Amblyopia, also called lazy eye, is commonly seen in children. It comes about when the brain turns off or suppresses vision in one eye. Vision might be suppressed if a child can't see well through one eye because of nearsightedness, farsightedness or astigmatism, or something else that's blocking clear sight in that eye. In addition to eye glasses, one of the treatment options involves placing an eye patch on your child's eye for a number of hours per day to stimulate sight in the lazy eye. Patching.

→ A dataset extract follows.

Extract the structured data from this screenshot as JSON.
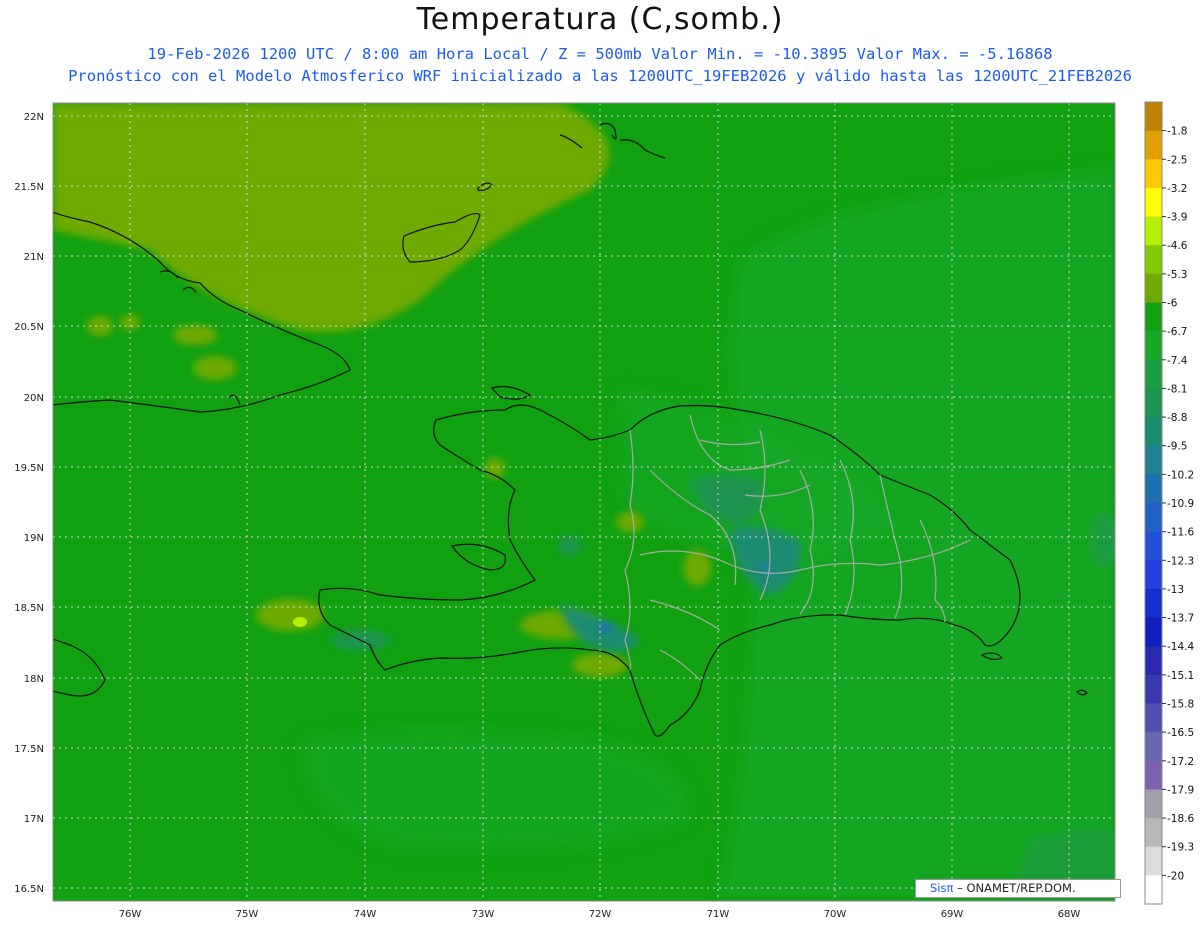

It can be very difficult to have your child fitted with a patch, especially if they are quite young. Their more active eye is patched, which makes it harder for your child to see. It's a confusing conundrum- your child needs to wear the patch to improve their weaker eye, but can't happen successfully unless their better eye is covered, thus restricting their sight. But don't worry; there are several tricks to help your kids wear their patch. For preschoolers, use a reward chart with stickers. Eye patch manufacturers are aware of the issue; patches are available in loads of kid-friendly colors and patterns. Take advantage of all the options and make it fun by giving them the chance to choose a new and fun patch every day and then putting a sticker on the chart when the patch stays on. With kids who are a little older, explain the importance of wearing a patch, and talk about it as an effective way to strengthen their eye.

For very young children, there are flotation wings to keep them from unsticking their patches.

Patches are a great solution to lazy eyes and can be very successful, but it really requires you to stay focused on your long term goal.